> **Task item**
Spot each line in the data below containing "icon" and copy it.
··· Data supplied
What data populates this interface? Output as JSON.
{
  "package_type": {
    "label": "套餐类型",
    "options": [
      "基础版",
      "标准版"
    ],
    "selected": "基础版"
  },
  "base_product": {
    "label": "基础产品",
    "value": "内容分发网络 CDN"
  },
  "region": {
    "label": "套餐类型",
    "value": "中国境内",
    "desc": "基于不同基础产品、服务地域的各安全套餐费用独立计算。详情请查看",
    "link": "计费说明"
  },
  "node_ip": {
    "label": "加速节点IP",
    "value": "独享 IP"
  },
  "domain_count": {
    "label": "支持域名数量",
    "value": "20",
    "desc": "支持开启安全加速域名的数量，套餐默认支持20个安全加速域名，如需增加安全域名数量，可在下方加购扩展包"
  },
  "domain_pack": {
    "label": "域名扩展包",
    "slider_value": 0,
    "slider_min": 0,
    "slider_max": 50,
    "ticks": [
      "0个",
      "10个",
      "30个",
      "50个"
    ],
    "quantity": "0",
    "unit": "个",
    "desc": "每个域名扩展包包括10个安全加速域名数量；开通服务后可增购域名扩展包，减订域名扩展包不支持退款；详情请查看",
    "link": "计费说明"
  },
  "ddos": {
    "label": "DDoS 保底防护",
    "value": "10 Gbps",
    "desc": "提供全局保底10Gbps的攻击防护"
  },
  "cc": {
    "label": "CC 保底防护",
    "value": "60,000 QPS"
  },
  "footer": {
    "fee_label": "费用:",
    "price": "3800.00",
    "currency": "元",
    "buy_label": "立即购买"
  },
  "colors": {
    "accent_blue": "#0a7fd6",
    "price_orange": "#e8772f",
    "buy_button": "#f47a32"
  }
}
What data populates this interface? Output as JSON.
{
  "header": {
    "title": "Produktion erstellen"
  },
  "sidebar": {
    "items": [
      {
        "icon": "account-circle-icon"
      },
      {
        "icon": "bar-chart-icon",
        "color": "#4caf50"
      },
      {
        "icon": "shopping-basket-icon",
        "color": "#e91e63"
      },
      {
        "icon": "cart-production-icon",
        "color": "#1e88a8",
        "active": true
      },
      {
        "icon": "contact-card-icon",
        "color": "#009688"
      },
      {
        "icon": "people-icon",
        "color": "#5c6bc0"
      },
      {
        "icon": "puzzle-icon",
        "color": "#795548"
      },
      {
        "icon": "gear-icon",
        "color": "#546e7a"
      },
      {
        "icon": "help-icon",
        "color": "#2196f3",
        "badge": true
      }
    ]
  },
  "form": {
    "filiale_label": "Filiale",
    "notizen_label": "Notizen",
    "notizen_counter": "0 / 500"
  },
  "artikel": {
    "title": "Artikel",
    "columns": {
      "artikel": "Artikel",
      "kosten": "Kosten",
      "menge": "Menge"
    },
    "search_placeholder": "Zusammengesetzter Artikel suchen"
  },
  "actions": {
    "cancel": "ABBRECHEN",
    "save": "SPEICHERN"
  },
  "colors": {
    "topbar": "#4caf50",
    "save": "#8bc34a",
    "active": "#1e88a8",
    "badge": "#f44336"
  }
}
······
> **The completed task**
        "icon": "account-circle-icon"
        "icon": "bar-chart-icon",
        "icon": "shopping-basket-icon",
        "icon": "cart-production-icon",
        "icon": "contact-card-icon",
        "icon": "people-icon",
        "icon": "puzzle-icon",
        "icon": "gear-icon",
        "icon": "help-icon",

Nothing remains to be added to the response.